Embracing your dual roles of parent and teacher

being both parent and teacher

Parents often feel conflicted about being both parent and teacher.
They don't know how those two roles will combine, or how to 'switch hats',
so to speak. 

Here's some good news—you don't have to switch hats. Parent and teacher are not separate roles. How do I know this? Because every parent teaches their child important core skills, starting at birth. How to speak, identify objects and concepts, how to crawl, then how to walk. Parents read to their children, take them to the store, the doctor, the zoo, the children's museum. 

Every one of these experiences adds up to a child learning about the world and their place in it. When parents divorce themselves from the learning process, they do themselves and their children a disservice. 

We've placed professional teachers on a pedestal to the extent that we have demoted parenting to an act of reproduction and basic caretaking, with schools in the overarching role of character building, education, and life preparation. 

This couldn't be further from the truth, or the truth as it should be. 

Teachers train in how to impart knowledge to large groups of children, and how to assess their progress. This is a good thing, and I would never want to be perceived as dismissive of the importance of education for a healthy society, and how teachers contribute to that effort. 

But parents are the most essential element of the learning process. Whether you are a homeschool parent or your children attend a school, you are the linchpin, and your child's success hinges on your involvement, support, and perseverance. 

I think what parents most often fear is the vulnerability of teaching academics, because you will inevitably have to speak these words--"I don't know."  

Here's some more good news; saying "I don't know" is an important life skill to learn.
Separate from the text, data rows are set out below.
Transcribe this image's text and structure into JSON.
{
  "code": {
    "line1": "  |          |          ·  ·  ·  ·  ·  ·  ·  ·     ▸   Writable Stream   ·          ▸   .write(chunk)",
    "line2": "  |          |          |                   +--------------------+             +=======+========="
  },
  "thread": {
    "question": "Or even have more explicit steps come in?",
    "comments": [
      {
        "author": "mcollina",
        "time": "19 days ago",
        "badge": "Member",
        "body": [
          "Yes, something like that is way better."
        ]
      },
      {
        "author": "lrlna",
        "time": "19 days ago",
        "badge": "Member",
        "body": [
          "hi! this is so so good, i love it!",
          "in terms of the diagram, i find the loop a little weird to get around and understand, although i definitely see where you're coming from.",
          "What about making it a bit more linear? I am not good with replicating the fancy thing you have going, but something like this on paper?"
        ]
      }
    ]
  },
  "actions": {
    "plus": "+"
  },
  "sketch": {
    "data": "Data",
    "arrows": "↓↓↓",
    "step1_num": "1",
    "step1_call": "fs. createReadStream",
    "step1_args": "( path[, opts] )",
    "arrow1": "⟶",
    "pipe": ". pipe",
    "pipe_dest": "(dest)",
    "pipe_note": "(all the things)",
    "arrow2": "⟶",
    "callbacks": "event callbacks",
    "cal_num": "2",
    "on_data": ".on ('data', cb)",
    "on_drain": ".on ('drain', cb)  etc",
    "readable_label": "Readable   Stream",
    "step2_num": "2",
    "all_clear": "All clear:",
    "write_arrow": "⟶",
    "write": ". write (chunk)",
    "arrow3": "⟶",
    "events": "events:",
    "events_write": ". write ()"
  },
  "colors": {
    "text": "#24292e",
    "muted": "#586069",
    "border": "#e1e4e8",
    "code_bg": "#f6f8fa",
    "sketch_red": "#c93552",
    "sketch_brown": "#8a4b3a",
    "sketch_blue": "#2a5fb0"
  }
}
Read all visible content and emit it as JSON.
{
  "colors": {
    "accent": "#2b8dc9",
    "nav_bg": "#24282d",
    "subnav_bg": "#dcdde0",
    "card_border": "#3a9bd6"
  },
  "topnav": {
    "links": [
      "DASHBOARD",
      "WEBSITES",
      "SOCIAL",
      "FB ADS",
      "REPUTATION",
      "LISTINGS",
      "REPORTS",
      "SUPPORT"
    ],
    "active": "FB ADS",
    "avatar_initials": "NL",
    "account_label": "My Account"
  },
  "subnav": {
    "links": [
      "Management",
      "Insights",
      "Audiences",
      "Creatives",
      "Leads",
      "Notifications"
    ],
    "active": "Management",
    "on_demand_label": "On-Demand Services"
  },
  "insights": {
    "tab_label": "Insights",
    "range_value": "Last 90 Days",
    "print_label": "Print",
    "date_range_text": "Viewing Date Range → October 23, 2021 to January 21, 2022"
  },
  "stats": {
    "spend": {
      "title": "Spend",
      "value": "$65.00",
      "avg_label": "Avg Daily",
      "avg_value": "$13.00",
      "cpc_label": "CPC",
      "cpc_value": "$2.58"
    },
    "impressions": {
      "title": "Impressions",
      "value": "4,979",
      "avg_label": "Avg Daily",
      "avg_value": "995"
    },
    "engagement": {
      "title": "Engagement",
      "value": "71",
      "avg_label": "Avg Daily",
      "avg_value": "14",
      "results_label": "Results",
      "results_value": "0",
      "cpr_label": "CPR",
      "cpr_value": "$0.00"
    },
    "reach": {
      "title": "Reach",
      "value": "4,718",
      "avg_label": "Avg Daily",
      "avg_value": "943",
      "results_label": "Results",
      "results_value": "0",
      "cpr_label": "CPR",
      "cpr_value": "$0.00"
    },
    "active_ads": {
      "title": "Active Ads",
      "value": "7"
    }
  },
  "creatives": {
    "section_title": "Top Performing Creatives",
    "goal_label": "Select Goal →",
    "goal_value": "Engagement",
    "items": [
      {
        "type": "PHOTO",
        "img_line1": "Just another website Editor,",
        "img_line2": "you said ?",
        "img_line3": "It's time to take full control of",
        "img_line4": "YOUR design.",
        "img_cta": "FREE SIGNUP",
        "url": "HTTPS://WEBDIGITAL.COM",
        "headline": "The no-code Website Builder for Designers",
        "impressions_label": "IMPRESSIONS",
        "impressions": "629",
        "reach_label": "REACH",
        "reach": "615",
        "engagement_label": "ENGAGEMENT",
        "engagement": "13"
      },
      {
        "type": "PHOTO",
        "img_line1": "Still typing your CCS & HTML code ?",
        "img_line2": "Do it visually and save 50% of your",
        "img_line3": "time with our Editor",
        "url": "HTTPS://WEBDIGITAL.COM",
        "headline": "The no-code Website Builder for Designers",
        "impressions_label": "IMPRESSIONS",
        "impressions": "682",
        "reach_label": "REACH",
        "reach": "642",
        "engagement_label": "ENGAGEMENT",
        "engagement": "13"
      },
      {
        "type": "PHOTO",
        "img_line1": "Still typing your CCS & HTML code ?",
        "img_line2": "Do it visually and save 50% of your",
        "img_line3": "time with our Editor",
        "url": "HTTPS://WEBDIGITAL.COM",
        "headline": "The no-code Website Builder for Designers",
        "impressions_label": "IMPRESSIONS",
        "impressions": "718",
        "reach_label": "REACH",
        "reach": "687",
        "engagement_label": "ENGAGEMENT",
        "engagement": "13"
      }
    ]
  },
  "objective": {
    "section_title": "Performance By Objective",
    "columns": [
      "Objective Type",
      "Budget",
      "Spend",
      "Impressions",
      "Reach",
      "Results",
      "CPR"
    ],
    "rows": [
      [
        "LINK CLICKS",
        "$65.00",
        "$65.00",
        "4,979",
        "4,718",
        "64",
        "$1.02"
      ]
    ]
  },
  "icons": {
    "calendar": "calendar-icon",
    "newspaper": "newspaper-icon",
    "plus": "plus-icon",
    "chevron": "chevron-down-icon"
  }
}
Is it really better to pretend you know something, or to stand silent and afraid to ask a question and learn?  

No, it isn't better. Your children need to understand that learning is a lifelong process. They will need to acquire knowledge and skills their entire life if they want to be productive and successful. Your example in this area is important, and it starts with saying, "I don't know", and continues with "Let's find out!" 

As a parent/teacher, you may sometimes have to express your ignorance, but you also will share your experiences, interests, and passions with the people you love the most. You will learn alongside them, showing them how to admit they are afraid, and to work through it. You may sometimes be wrong and have to apologize or stand corrected.  

In other words, you will be human.  

But who better to be human with than your children?  

Don't be intimidated or feel like a second class citizen as a parent. Society is built on healthy personal relationships, and one of the most foundational relationships is that of parent and child. You are not arbitrary or optional. So no matter where your child receives their academic training, you must be deeply involved in their lives, encouraging them to read, explore, study, and listen. You are responsible to help them form good habits and develop character graced with compassion, generosity, courage, and conviction.  

Embrace  your identity as both parent and teacher,
and don't give them up for anyone or anything.